99.9 percent of French adults are organ donors, compared to only 28 percent of Americans. It’s because in France, everyone is a donor by default. In most of the United States, it’s the opposite.
The expectation in France is that you’d be willing to donate an organ to someone in need.
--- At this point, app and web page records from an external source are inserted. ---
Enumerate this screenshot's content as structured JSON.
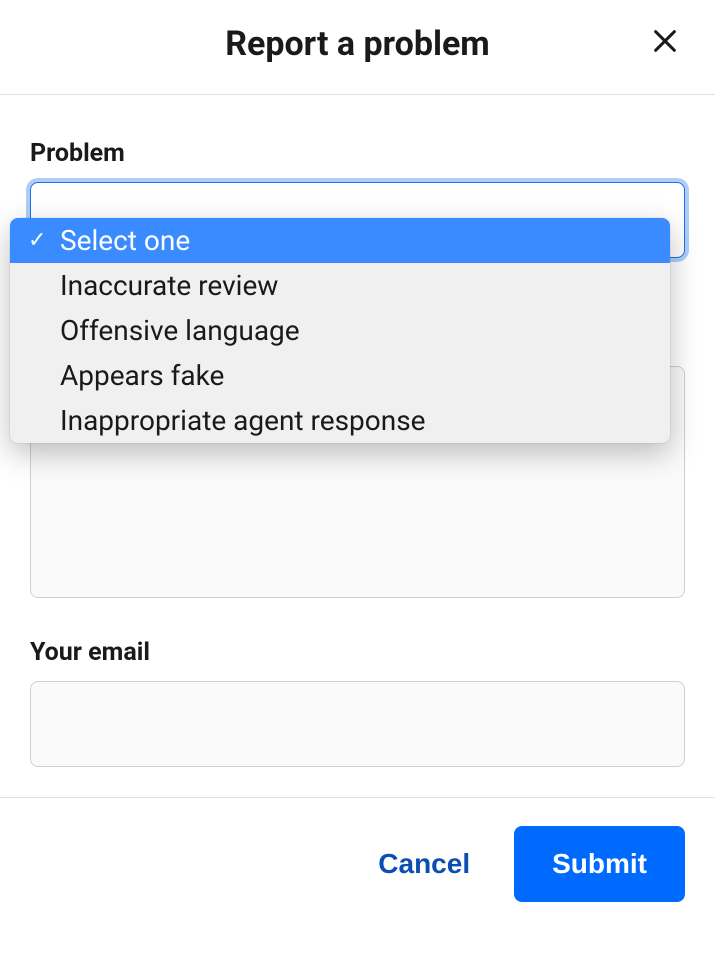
{
  "header": {
    "title": "Report a problem"
  },
  "problem": {
    "label": "Problem",
    "selected_index": 0,
    "options": [
      "Select one",
      "Inaccurate review",
      "Offensive language",
      "Appears fake",
      "Inappropriate agent response"
    ]
  },
  "comment": {
    "value": ""
  },
  "email": {
    "label": "Your email",
    "value": ""
  },
  "footer": {
    "cancel_label": "Cancel",
    "submit_label": "Submit"
  }
}
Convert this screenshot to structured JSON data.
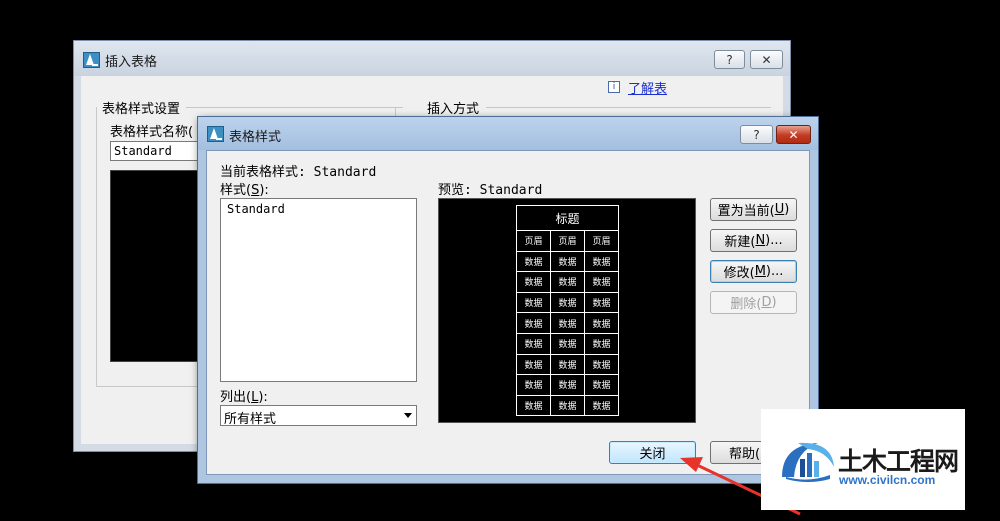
{
  "insert_dialog": {
    "title": "插入表格",
    "help_label": "?",
    "close_label": "✕",
    "learn_link": "了解表",
    "style_group_label": "表格样式设置",
    "style_name_label": "表格样式名称(",
    "style_name_value": "Standard",
    "insert_method_label": "插入方式"
  },
  "table_style_dialog": {
    "title": "表格样式",
    "help_label": "?",
    "close_label": "✕",
    "current_style_label": "当前表格样式: Standard",
    "styles_label": "样式(",
    "styles_mnemonic": "S",
    "styles_label_end": "):",
    "styles": [
      "Standard"
    ],
    "list_label": "列出(",
    "list_mnemonic": "L",
    "list_label_end": "):",
    "list_value": "所有样式",
    "preview_label": "预览: Standard",
    "preview": {
      "title": "标题",
      "header": [
        "页眉",
        "页眉",
        "页眉"
      ],
      "cell": "数据",
      "row_count": 8
    },
    "buttons": {
      "set_current": {
        "text": "置为当前(",
        "mnemonic": "U",
        "end": ")"
      },
      "new": {
        "text": "新建(",
        "mnemonic": "N",
        "end": ")..."
      },
      "modify": {
        "text": "修改(",
        "mnemonic": "M",
        "end": ")..."
      },
      "delete": {
        "text": "删除(",
        "mnemonic": "D",
        "end": ")"
      },
      "close": "关闭",
      "help": "帮助("
    }
  },
  "watermark": {
    "name": "土木工程网",
    "url": "www.civilcn.com"
  },
  "colors": {
    "background": "#000000",
    "link": "#1b2fd0",
    "annotation_arrow": "#e8332a",
    "watermark_url": "#2f74c8"
  }
}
In the United States, the expectation is that if you want to donate an organ to someone in need you’ll take the effort to check that little box on your driver’s license.
A small difference in wording with a major difference in results.
Each fall, in college sports medicine rooms across the United States, we screen for height and weight, yet the majority of each day in the majority of Sports Medicine clinics across the country no one is having a height problem.
What if the NCAA instead put assessment of Movement Patterns as a default for pre-participation physicals alongside height, weight, BP and Pulse?
Shouldn’t a procedure that addresses and screens for the majority of problems our patients encounter worth considering?
Organ donation isn’t for everyone and should ultimately be decided on an individual basis, but like organ donation, movement screening may just save some of your student-athlete’s heartache down the road.
Art Horne is the Coordinator of Care and Strength & Conditioning Coach for the Men’s Basketball Team at Northeastern University, Boston MA. He can be reached at firstname.lastname@example.org.